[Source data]
★ ★ ★
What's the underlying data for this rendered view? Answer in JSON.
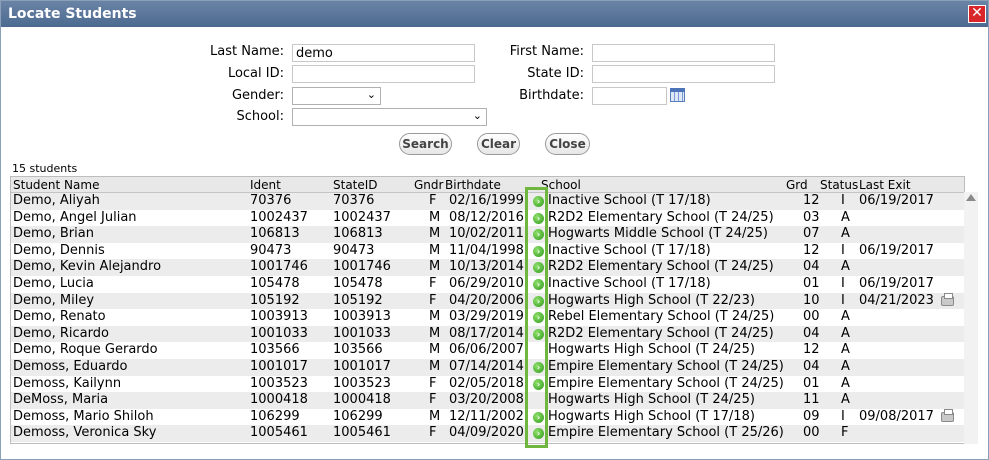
{
  "window": {
    "title": "Locate Students",
    "close_glyph": "✕"
  },
  "form": {
    "last_name_label": "Last Name:",
    "last_name_value": "demo",
    "first_name_label": "First Name:",
    "first_name_value": "",
    "local_id_label": "Local ID:",
    "local_id_value": "",
    "state_id_label": "State ID:",
    "state_id_value": "",
    "gender_label": "Gender:",
    "gender_value": "",
    "birthdate_label": "Birthdate:",
    "birthdate_value": "",
    "school_label": "School:",
    "school_value": ""
  },
  "buttons": {
    "search": "Search",
    "clear": "Clear",
    "close": "Close"
  },
  "results": {
    "count_text": "15 students",
    "columns": {
      "student_name": "Student Name",
      "ident": "Ident",
      "state_id": "StateID",
      "gndr": "Gndr",
      "birthdate": "Birthdate",
      "school": "School",
      "grd": "Grd",
      "status": "Status",
      "last_exit": "Last Exit"
    },
    "rows": [
      {
        "name": "Demo, Aliyah",
        "ident": "70376",
        "state_id": "70376",
        "gndr": "F",
        "birthdate": "02/16/1999",
        "go": true,
        "school": "Inactive School (T 17/18)",
        "grd": "12",
        "status": "I",
        "last_exit": "06/19/2017",
        "print": false
      },
      {
        "name": "Demo, Angel Julian",
        "ident": "1002437",
        "state_id": "1002437",
        "gndr": "M",
        "birthdate": "08/12/2016",
        "go": true,
        "school": "R2D2 Elementary School (T 24/25)",
        "grd": "03",
        "status": "A",
        "last_exit": "",
        "print": false
      },
      {
        "name": "Demo, Brian",
        "ident": "106813",
        "state_id": "106813",
        "gndr": "M",
        "birthdate": "10/02/2011",
        "go": true,
        "school": "Hogwarts Middle School (T 24/25)",
        "grd": "07",
        "status": "A",
        "last_exit": "",
        "print": false
      },
      {
        "name": "Demo, Dennis",
        "ident": "90473",
        "state_id": "90473",
        "gndr": "M",
        "birthdate": "11/04/1998",
        "go": true,
        "school": "Inactive School (T 17/18)",
        "grd": "12",
        "status": "I",
        "last_exit": "06/19/2017",
        "print": false
      },
      {
        "name": "Demo, Kevin Alejandro",
        "ident": "1001746",
        "state_id": "1001746",
        "gndr": "M",
        "birthdate": "10/13/2014",
        "go": true,
        "school": "R2D2 Elementary School (T 24/25)",
        "grd": "04",
        "status": "A",
        "last_exit": "",
        "print": false
      },
      {
        "name": "Demo, Lucia",
        "ident": "105478",
        "state_id": "105478",
        "gndr": "F",
        "birthdate": "06/29/2010",
        "go": true,
        "school": "Inactive School (T 17/18)",
        "grd": "01",
        "status": "I",
        "last_exit": "06/19/2017",
        "print": false
      },
      {
        "name": "Demo, Miley",
        "ident": "105192",
        "state_id": "105192",
        "gndr": "F",
        "birthdate": "04/20/2006",
        "go": true,
        "school": "Hogwarts High School (T 22/23)",
        "grd": "10",
        "status": "I",
        "last_exit": "04/21/2023",
        "print": true
      },
      {
        "name": "Demo, Renato",
        "ident": "1003913",
        "state_id": "1003913",
        "gndr": "M",
        "birthdate": "03/29/2019",
        "go": true,
        "school": "Rebel Elementary School (T 24/25)",
        "grd": "00",
        "status": "A",
        "last_exit": "",
        "print": false
      },
      {
        "name": "Demo, Ricardo",
        "ident": "1001033",
        "state_id": "1001033",
        "gndr": "M",
        "birthdate": "08/17/2014",
        "go": true,
        "school": "R2D2 Elementary School (T 24/25)",
        "grd": "04",
        "status": "A",
        "last_exit": "",
        "print": false
      },
      {
        "name": "Demo, Roque Gerardo",
        "ident": "103566",
        "state_id": "103566",
        "gndr": "M",
        "birthdate": "06/06/2007",
        "go": false,
        "school": "Hogwarts High School (T 24/25)",
        "grd": "12",
        "status": "A",
        "last_exit": "",
        "print": false
      },
      {
        "name": "Demoss, Eduardo",
        "ident": "1001017",
        "state_id": "1001017",
        "gndr": "M",
        "birthdate": "07/14/2014",
        "go": true,
        "school": "Empire Elementary School (T 24/25)",
        "grd": "04",
        "status": "A",
        "last_exit": "",
        "print": false
      },
      {
        "name": "Demoss, Kailynn",
        "ident": "1003523",
        "state_id": "1003523",
        "gndr": "F",
        "birthdate": "02/05/2018",
        "go": true,
        "school": "Empire Elementary School (T 24/25)",
        "grd": "01",
        "status": "A",
        "last_exit": "",
        "print": false
      },
      {
        "name": "DeMoss, Maria",
        "ident": "1000418",
        "state_id": "1000418",
        "gndr": "F",
        "birthdate": "03/20/2008",
        "go": false,
        "school": "Hogwarts High School (T 24/25)",
        "grd": "11",
        "status": "A",
        "last_exit": "",
        "print": false
      },
      {
        "name": "Demoss, Mario Shiloh",
        "ident": "106299",
        "state_id": "106299",
        "gndr": "M",
        "birthdate": "12/11/2002",
        "go": true,
        "school": "Hogwarts High School (T 17/18)",
        "grd": "09",
        "status": "I",
        "last_exit": "09/08/2017",
        "print": true
      },
      {
        "name": "Demoss, Veronica Sky",
        "ident": "1005461",
        "state_id": "1005461",
        "gndr": "F",
        "birthdate": "04/09/2020",
        "go": true,
        "school": "Empire Elementary School (T 25/26)",
        "grd": "00",
        "status": "F",
        "last_exit": "",
        "print": false
      }
    ]
  },
  "icons": {
    "go": "go-arrow-icon",
    "print": "printer-icon",
    "calendar": "calendar-icon"
  },
  "colors": {
    "titlebar": "#5a7699",
    "highlight": "#6fb63f",
    "go": "#3aa82a",
    "close": "#d8262a"
  }
}
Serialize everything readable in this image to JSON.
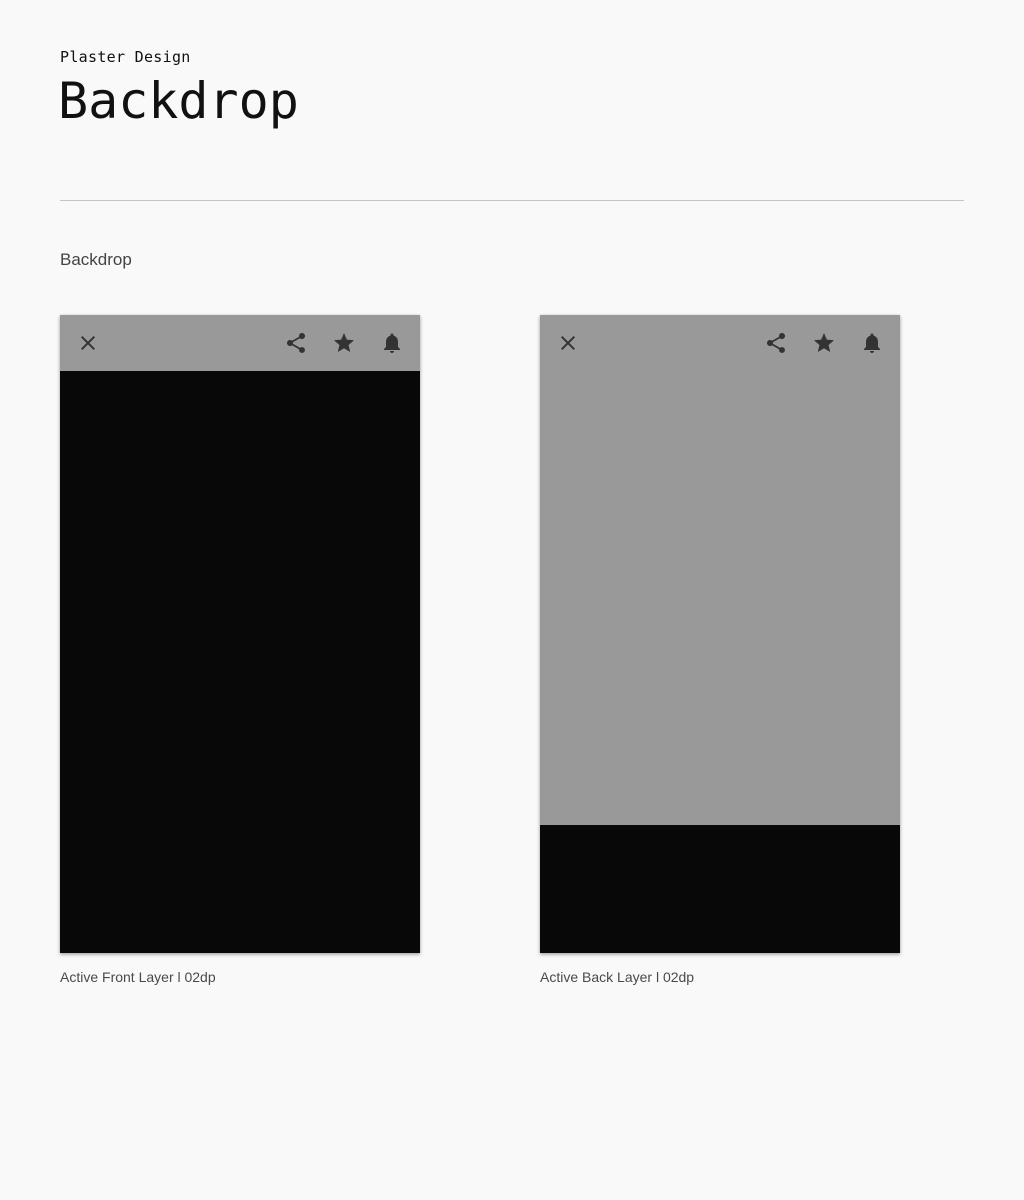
{
  "header": {
    "eyebrow": "Plaster Design",
    "title": "Backdrop"
  },
  "section": {
    "title": "Backdrop"
  },
  "examples": [
    {
      "caption": "Active Front Layer l 02dp",
      "appbar_icons": [
        "close-icon",
        "share-icon",
        "star-icon",
        "bell-icon"
      ]
    },
    {
      "caption": "Active Back Layer l 02dp",
      "appbar_icons": [
        "close-icon",
        "share-icon",
        "star-icon",
        "bell-icon"
      ]
    }
  ],
  "colors": {
    "page_background": "#f9f9f9",
    "back_layer": "#999999",
    "front_layer": "#080808",
    "icon": "#333333",
    "divider": "#c4c4c4"
  }
}
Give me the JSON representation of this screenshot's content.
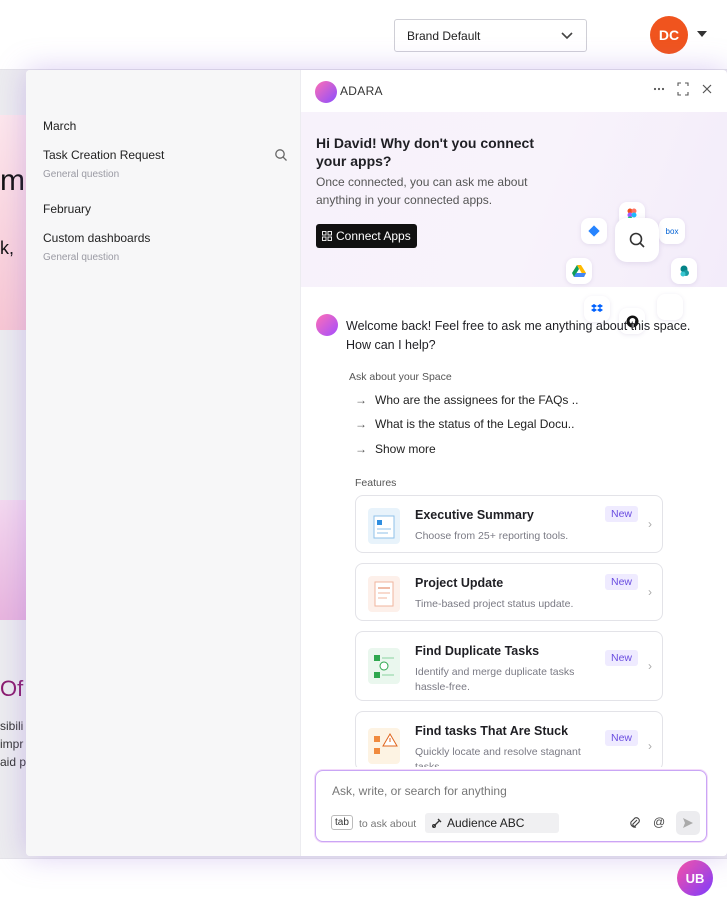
{
  "topbar": {
    "brand_select": "Brand Default",
    "avatar_initials": "DC"
  },
  "background": {
    "fragments": [
      "m",
      "k,",
      "Of",
      "sibili",
      "impr",
      "aid p"
    ]
  },
  "ub_badge": "UB",
  "history": {
    "groups": [
      {
        "month": "March",
        "items": [
          {
            "title": "Task Creation Request",
            "subtitle": "General question"
          }
        ]
      },
      {
        "month": "February",
        "items": [
          {
            "title": "Custom dashboards",
            "subtitle": "General question"
          }
        ]
      }
    ]
  },
  "chat": {
    "brand": "ADARA",
    "promo": {
      "title": "Hi David! Why don't you connect your apps?",
      "description": "Once connected, you can ask me about anything in your connected apps.",
      "button": "Connect Apps",
      "box_label": "box"
    },
    "welcome": "Welcome back! Feel free to ask me anything about this space. How can I help?",
    "ask_label": "Ask about your Space",
    "suggestions": [
      "Who are the assignees for the FAQs ..",
      "What is the status of the Legal Docu..",
      "Show more"
    ],
    "features_label": "Features",
    "features": [
      {
        "title": "Executive Summary",
        "desc": "Choose from 25+ reporting tools.",
        "badge": "New"
      },
      {
        "title": "Project Update",
        "desc": "Time-based project status update.",
        "badge": "New"
      },
      {
        "title": "Find Duplicate Tasks",
        "desc": "Identify and merge duplicate tasks hassle-free.",
        "badge": "New"
      },
      {
        "title": "Find tasks That Are Stuck",
        "desc": "Quickly locate and resolve stagnant tasks.",
        "badge": "New"
      }
    ],
    "input": {
      "placeholder": "Ask, write, or search for anything",
      "tab_chip": "tab",
      "ask_about": "to ask about",
      "audience": "Audience ABC"
    }
  },
  "colors": {
    "accent": "#6a4de0",
    "avatar": "#f0541e",
    "brand_gradient_start": "#ff6fb5",
    "brand_gradient_end": "#8a4dff"
  }
}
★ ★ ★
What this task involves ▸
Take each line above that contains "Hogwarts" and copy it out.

Exercise result ▸
        "school": "Hogwarts Middle School (T 24/25)",
        "school": "Hogwarts High School (T 22/23)",
        "school": "Hogwarts High School (T 24/25)",
        "school": "Hogwarts High School (T 24/25)",
        "school": "Hogwarts High School (T 17/18)",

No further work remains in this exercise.